14 year old Ethan is fostered by Emma and Tim, along with his siblings. Of being cared for by Emma and Tim. Ethan says: Being in care is quite relaxed and stress free and it’s good that we still get to have contact with our birth Mum without the worries that came with living with her. It's like a two homes really; somewhere where you can stay and feel safe with the same upbringing as any other parent would give their child.

“Being in care isn't as bad as some people think, because foster parents accept your choices and decisions and take into account what you have to say. You get the same support as you would in a functioning family. Our foster parent’s family makes us feel that we are part of their family. It's good and I enjoy my foster family. I'm in a permanent home along with my sisters and it means we won’t be moved to other foster carers we will always stay in the home we have now.”

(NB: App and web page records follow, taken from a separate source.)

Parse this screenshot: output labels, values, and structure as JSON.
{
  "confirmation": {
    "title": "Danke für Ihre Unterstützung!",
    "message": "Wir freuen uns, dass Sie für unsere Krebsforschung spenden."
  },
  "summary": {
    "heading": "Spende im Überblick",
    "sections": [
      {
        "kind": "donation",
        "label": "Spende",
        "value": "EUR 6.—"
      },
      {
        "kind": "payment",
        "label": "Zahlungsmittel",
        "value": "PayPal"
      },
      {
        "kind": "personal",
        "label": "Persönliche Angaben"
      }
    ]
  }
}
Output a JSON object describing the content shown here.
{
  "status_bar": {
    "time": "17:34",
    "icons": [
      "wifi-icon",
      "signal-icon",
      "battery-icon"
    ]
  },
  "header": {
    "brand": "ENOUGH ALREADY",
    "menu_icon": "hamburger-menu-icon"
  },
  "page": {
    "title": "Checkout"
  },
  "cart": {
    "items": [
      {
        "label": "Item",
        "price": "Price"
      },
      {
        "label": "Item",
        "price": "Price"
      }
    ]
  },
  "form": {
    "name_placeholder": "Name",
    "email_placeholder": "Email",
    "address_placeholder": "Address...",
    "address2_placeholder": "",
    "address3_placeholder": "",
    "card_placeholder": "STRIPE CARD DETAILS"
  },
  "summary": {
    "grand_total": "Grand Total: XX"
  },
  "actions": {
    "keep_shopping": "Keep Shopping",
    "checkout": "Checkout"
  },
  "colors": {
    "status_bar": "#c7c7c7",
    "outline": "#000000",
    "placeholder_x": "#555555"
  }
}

Alison Waters is the Service Manager for the Fostering and Adoption Service. “Many people have misconceptions about fostering, and don’t realise that some of the most rewarding experiences can be when caring for a teenager, or offering a child a permanent home. Many of our children and young people live with the same foster family throughout their childhood, and this gives them great security and emotional permanence.

“All of our foster carers get comprehensive training and support and there is a continual development programme that covers a wide range of subjects.“ 

Story posted 15 May 2017